Yesterday, few if any of the 133,000 US troops still in Iraq were visible in its cities, with most already having pulled out of urban centers in recent weeks. They have assembled in large bases outside urban centers and will continue to conduct combat operations in rural areas and near the border.

“We are on the threshold of a new phase that will bolster Iraq’s sovereignty,’’ Prime Minister Nouri al-Maliki said at a memorial service for a Shi’ite leader who died six years ago. He added that June 30 was “a message to the world that we are now able to safeguard our security and administer our internal affairs.’’

Police said they had bolstered checkpoints and patrols, especially in Shi’ite areas of Baghdad where bombers have targeted markets with deadly effect.
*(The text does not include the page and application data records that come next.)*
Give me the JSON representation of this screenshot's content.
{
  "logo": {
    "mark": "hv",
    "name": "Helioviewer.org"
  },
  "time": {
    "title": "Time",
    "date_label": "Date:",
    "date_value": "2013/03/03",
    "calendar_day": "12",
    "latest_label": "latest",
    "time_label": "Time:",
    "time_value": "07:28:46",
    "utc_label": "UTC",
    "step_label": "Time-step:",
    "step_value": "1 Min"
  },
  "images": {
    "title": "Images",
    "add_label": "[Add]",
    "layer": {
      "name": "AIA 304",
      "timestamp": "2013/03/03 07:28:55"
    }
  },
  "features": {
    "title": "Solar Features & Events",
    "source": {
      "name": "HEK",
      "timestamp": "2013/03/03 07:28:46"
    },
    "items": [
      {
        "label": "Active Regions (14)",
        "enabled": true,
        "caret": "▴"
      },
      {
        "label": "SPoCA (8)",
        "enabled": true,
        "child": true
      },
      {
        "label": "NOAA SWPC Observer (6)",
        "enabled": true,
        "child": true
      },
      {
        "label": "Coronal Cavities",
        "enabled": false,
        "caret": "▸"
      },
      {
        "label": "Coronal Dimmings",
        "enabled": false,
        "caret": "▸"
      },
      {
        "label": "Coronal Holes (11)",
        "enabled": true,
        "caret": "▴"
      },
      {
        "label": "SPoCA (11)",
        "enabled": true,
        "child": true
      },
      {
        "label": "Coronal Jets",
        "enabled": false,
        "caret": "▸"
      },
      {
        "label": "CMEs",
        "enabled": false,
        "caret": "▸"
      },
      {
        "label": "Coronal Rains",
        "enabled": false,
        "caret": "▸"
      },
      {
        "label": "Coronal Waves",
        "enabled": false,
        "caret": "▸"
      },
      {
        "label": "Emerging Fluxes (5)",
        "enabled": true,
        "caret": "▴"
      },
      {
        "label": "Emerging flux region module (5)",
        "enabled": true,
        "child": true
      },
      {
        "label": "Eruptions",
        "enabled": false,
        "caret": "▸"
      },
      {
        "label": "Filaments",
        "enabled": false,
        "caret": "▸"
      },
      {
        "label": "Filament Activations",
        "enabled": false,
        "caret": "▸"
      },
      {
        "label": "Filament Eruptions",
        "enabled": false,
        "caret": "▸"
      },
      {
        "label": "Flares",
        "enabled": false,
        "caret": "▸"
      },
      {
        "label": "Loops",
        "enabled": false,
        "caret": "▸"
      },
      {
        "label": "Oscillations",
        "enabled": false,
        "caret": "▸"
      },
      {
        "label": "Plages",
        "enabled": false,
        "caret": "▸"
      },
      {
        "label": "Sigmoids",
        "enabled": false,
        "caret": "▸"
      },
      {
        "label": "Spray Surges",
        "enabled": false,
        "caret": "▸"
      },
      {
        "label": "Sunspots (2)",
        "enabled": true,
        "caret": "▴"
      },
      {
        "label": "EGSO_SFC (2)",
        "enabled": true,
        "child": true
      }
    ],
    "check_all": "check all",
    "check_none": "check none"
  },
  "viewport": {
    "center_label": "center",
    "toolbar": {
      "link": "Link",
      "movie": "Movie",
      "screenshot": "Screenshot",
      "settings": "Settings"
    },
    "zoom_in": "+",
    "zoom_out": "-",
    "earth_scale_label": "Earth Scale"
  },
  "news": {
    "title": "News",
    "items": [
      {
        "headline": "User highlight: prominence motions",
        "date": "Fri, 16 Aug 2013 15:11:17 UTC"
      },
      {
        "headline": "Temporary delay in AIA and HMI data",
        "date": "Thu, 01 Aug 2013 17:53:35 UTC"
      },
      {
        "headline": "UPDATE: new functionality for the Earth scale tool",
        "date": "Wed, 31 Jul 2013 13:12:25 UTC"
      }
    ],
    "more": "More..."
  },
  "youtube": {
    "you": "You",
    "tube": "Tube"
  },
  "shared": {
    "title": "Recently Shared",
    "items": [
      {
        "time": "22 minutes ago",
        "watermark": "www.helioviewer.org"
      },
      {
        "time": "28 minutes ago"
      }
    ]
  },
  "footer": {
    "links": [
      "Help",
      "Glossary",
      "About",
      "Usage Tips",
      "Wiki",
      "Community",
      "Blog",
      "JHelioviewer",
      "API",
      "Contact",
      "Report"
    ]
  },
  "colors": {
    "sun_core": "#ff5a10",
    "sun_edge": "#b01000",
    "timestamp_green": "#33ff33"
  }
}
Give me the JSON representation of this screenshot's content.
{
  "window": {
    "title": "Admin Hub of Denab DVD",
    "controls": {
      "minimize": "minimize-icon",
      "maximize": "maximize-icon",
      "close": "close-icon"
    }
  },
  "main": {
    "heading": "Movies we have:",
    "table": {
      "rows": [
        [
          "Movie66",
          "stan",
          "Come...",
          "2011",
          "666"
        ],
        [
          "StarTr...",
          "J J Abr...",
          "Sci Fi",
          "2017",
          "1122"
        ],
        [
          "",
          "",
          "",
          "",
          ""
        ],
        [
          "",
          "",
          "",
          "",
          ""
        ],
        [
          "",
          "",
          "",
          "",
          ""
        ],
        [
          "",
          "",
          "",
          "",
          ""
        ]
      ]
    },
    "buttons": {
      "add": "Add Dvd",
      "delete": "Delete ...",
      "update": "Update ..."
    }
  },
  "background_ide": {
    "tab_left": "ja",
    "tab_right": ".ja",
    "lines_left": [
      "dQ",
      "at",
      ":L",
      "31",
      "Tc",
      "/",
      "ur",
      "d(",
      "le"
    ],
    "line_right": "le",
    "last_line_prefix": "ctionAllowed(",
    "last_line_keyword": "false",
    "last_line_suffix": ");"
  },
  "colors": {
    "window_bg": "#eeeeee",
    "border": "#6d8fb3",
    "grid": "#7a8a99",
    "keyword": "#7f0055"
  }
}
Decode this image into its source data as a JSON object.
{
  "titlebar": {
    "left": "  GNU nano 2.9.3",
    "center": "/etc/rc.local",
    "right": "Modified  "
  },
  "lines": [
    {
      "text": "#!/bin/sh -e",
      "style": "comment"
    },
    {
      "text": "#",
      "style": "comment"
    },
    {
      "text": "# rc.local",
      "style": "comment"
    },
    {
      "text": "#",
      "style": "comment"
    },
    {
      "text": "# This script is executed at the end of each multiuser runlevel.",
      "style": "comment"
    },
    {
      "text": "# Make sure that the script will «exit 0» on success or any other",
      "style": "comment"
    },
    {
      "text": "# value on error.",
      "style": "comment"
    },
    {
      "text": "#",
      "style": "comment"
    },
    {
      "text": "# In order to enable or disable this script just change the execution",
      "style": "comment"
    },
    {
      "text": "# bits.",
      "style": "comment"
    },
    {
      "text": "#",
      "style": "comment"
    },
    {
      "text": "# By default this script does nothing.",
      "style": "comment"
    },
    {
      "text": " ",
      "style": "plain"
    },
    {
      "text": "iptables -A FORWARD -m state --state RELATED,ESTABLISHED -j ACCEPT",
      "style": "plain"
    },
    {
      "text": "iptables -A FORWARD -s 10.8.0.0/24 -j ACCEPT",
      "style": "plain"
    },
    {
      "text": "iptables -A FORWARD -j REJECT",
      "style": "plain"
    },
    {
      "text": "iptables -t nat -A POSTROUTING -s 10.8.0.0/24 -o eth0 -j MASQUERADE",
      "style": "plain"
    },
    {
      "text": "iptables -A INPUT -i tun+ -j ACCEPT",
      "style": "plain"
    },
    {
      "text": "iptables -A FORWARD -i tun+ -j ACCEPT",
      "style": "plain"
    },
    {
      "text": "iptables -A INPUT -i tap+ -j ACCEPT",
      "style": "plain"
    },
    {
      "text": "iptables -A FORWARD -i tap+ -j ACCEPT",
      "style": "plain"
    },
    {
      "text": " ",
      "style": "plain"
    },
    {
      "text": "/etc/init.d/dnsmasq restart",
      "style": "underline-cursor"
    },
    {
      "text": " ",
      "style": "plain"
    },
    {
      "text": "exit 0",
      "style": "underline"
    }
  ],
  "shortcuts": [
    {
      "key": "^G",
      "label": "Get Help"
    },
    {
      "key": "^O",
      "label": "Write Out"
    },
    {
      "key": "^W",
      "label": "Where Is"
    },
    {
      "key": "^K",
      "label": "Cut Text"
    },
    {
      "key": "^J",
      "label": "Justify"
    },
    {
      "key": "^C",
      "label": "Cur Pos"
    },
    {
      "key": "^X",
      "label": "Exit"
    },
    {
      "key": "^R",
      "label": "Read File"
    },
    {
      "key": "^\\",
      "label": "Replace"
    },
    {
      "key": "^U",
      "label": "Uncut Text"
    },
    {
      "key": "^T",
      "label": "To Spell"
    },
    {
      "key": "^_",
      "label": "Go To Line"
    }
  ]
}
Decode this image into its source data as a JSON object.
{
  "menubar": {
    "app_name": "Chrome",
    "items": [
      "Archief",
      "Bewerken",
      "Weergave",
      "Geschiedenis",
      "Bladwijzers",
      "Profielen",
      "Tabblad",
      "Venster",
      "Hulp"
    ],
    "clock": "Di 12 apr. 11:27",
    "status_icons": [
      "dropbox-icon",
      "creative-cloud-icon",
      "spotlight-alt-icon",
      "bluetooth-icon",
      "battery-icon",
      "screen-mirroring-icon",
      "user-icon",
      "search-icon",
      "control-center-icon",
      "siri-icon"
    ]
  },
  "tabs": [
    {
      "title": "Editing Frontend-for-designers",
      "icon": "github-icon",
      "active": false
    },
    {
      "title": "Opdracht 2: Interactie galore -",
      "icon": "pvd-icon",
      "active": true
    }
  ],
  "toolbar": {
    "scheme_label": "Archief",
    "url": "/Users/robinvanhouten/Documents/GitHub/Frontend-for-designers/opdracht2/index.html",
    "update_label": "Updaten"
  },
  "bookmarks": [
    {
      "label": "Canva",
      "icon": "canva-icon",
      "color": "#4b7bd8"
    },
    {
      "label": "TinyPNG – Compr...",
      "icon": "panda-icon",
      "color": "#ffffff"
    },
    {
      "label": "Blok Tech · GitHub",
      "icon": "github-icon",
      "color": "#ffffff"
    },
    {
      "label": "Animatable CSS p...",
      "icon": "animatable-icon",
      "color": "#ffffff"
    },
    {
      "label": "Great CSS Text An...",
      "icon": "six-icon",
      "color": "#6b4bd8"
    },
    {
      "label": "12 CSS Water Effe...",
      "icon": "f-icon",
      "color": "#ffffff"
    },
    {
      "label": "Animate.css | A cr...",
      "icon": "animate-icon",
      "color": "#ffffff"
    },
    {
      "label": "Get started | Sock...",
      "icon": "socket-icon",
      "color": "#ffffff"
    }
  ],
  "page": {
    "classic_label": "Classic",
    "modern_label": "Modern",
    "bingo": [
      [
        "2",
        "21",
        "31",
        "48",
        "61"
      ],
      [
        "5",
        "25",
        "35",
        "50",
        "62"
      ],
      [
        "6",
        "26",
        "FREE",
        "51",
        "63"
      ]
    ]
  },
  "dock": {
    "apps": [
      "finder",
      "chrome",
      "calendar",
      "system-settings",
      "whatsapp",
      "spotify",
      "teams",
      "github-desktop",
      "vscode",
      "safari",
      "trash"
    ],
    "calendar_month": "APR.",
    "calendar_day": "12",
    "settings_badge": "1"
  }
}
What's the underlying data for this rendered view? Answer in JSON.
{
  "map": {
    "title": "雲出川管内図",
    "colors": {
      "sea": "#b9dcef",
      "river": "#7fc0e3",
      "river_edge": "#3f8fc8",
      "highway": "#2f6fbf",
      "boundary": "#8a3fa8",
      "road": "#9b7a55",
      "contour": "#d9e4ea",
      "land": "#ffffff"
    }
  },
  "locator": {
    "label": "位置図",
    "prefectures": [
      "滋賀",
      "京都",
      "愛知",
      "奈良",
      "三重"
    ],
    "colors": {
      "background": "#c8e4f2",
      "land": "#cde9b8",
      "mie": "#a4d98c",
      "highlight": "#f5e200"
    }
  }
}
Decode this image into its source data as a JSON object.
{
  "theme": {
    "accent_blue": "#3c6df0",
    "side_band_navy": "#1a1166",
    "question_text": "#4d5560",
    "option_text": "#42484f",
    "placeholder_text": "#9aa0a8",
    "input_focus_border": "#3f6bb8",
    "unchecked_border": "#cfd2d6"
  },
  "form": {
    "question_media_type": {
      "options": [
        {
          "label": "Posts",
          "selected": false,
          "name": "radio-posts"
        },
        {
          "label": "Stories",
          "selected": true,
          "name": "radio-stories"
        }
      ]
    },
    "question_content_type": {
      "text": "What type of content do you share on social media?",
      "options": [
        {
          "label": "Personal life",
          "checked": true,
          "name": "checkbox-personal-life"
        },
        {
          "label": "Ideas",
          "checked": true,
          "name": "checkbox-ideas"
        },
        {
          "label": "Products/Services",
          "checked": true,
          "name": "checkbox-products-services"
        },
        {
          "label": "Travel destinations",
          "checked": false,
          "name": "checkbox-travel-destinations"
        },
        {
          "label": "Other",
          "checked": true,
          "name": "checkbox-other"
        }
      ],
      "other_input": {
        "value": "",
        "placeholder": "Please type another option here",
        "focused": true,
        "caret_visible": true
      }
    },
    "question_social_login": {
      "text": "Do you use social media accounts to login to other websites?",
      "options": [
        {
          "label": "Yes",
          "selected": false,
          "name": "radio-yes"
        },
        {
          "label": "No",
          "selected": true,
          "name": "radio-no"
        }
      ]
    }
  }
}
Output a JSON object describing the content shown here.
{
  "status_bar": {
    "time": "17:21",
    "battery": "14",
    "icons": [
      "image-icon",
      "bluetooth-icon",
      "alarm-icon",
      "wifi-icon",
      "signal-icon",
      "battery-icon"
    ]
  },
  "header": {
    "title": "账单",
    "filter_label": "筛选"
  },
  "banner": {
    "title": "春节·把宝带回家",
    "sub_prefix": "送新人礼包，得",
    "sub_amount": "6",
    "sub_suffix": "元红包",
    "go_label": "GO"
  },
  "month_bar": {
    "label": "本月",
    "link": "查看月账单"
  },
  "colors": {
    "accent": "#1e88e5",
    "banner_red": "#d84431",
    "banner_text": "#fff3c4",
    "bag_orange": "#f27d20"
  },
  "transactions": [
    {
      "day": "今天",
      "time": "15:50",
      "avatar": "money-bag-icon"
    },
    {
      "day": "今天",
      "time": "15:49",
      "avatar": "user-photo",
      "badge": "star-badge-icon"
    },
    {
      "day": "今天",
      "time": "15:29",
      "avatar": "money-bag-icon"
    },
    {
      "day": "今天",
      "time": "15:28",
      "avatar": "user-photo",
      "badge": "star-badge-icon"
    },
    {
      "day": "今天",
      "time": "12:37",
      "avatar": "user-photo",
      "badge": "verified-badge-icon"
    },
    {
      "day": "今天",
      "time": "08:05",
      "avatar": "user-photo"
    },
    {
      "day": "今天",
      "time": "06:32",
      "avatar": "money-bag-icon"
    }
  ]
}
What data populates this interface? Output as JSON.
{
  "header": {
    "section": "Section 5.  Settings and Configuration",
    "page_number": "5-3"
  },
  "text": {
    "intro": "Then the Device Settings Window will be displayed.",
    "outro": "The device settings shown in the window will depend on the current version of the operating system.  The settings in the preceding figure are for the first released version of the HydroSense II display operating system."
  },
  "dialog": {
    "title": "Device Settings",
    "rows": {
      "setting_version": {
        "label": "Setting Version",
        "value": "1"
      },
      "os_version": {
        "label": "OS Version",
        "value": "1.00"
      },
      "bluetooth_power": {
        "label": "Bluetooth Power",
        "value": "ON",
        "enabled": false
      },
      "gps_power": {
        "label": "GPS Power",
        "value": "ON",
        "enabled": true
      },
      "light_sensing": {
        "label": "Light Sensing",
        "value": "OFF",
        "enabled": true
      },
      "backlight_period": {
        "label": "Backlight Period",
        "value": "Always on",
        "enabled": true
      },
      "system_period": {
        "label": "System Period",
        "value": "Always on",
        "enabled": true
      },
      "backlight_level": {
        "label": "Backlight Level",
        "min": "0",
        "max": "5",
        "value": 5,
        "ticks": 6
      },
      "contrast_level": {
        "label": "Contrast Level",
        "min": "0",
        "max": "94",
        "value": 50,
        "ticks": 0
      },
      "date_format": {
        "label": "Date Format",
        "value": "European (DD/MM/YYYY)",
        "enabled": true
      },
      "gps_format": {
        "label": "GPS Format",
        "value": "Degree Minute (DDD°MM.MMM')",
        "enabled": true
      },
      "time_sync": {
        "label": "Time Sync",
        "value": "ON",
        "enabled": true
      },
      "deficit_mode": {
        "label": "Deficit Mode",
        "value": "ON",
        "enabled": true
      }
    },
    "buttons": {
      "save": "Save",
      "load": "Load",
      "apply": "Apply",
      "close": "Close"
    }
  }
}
Nearly all the bombings that began on June 20 have been in Shi’ite areas, including the two deadliest attacks. They were a June 20 bombing that killed 82 people outside a mosque in northern Iraq, and another on June 24 in the Shiite enclave of Sadr City that killed 78.

Maliki attributed the bombings to the remnants of Al Qaeda in Iraq and said they were aimed at restarting violence between Shi’ites and Sunnis. “Today we are in need of unity, as they have shown their teeth against us,’’ Maliki said of the extremists responsible for the attacks. “Our system falls when we return to sectarianism.’’

Iraq nearly slipped into civil war in 2006 and 2007, and tens of thousands of people died in attacks between Sunni extremists such as Al Qaeda and Shi’ite militias and death squads. It was brought back from the brink by an inflow of US troops in 2007 in what was known as the surge.